WHAT IS BEING ASKED: Write the full listing out again, word for word, but omit the pictures.

DATA FOR THIS TASK:
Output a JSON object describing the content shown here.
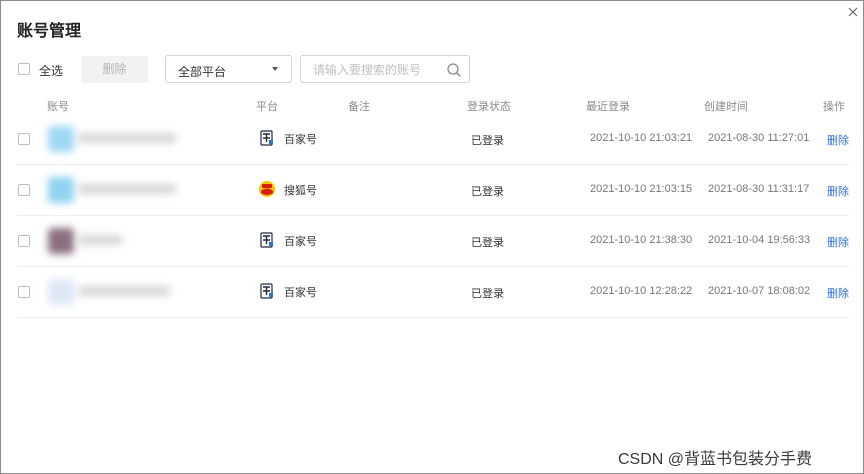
{
  "dialog": {
    "title": "账号管理",
    "close_icon": "close-icon"
  },
  "toolbar": {
    "select_all_label": "全选",
    "select_all_checked": false,
    "delete_label": "删除",
    "platform_select": {
      "value": "全部平台"
    },
    "search": {
      "value": "",
      "placeholder": "请输入要搜索的账号",
      "icon": "search-icon"
    }
  },
  "table": {
    "headers": {
      "account": "账号",
      "platform": "平台",
      "remark": "备注",
      "status": "登录状态",
      "last_login": "最近登录",
      "created": "创建时间",
      "action": "操作"
    },
    "rows": [
      {
        "checked": false,
        "account_blurred": true,
        "avatar_color": "#9fd8f5",
        "platform": "百家号",
        "platform_icon": "baijiahao-icon",
        "remark": "",
        "status": "已登录",
        "last_login": "2021-10-10 21:03:21",
        "created": "2021-08-30 11:27:01",
        "action": "删除"
      },
      {
        "checked": false,
        "account_blurred": true,
        "avatar_color": "#8fd3f0",
        "platform": "搜狐号",
        "platform_icon": "sohu-icon",
        "remark": "",
        "status": "已登录",
        "last_login": "2021-10-10 21:03:15",
        "created": "2021-08-30 11:31:17",
        "action": "删除"
      },
      {
        "checked": false,
        "account_blurred": true,
        "avatar_color": "#8a6f80",
        "platform": "百家号",
        "platform_icon": "baijiahao-icon",
        "remark": "",
        "status": "已登录",
        "last_login": "2021-10-10 21:38:30",
        "created": "2021-10-04 19:56:33",
        "action": "删除"
      },
      {
        "checked": false,
        "account_blurred": true,
        "avatar_color": "#dfe7f7",
        "platform": "百家号",
        "platform_icon": "baijiahao-icon",
        "remark": "",
        "status": "已登录",
        "last_login": "2021-10-10 12:28:22",
        "created": "2021-10-07 18:08:02",
        "action": "删除"
      }
    ]
  },
  "watermark": "CSDN @背蓝书包装分手费",
  "colors": {
    "link": "#2f6fe0",
    "sohu_yellow": "#f5c400",
    "sohu_red": "#d81e06"
  }
}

ANSWER BOX:
Output a JSON object describing the content shown here.
{
  "dialog": {
    "title": "账号管理",
    "close_icon": "close-icon"
  },
  "toolbar": {
    "select_all_label": "全选",
    "select_all_checked": false,
    "delete_label": "删除",
    "platform_select": {
      "value": "全部平台"
    },
    "search": {
      "value": "",
      "placeholder": "请输入要搜索的账号",
      "icon": "search-icon"
    }
  },
  "table": {
    "headers": {
      "account": "账号",
      "platform": "平台",
      "remark": "备注",
      "status": "登录状态",
      "last_login": "最近登录",
      "created": "创建时间",
      "action": "操作"
    },
    "rows": [
      {
        "checked": false,
        "account_blurred": true,
        "avatar_color": "#9fd8f5",
        "platform": "百家号",
        "platform_icon": "baijiahao-icon",
        "remark": "",
        "status": "已登录",
        "last_login": "2021-10-10 21:03:21",
        "created": "2021-08-30 11:27:01",
        "action": "删除"
      },
      {
        "checked": false,
        "account_blurred": true,
        "avatar_color": "#8fd3f0",
        "platform": "搜狐号",
        "platform_icon": "sohu-icon",
        "remark": "",
        "status": "已登录",
        "last_login": "2021-10-10 21:03:15",
        "created": "2021-08-30 11:31:17",
        "action": "删除"
      },
      {
        "checked": false,
        "account_blurred": true,
        "avatar_color": "#8a6f80",
        "platform": "百家号",
        "platform_icon": "baijiahao-icon",
        "remark": "",
        "status": "已登录",
        "last_login": "2021-10-10 21:38:30",
        "created": "2021-10-04 19:56:33",
        "action": "删除"
      },
      {
        "checked": false,
        "account_blurred": true,
        "avatar_color": "#dfe7f7",
        "platform": "百家号",
        "platform_icon": "baijiahao-icon",
        "remark": "",
        "status": "已登录",
        "last_login": "2021-10-10 12:28:22",
        "created": "2021-10-07 18:08:02",
        "action": "删除"
      }
    ]
  },
  "watermark": "CSDN @背蓝书包装分手费",
  "colors": {
    "link": "#2f6fe0",
    "sohu_yellow": "#f5c400",
    "sohu_red": "#d81e06"
  }
}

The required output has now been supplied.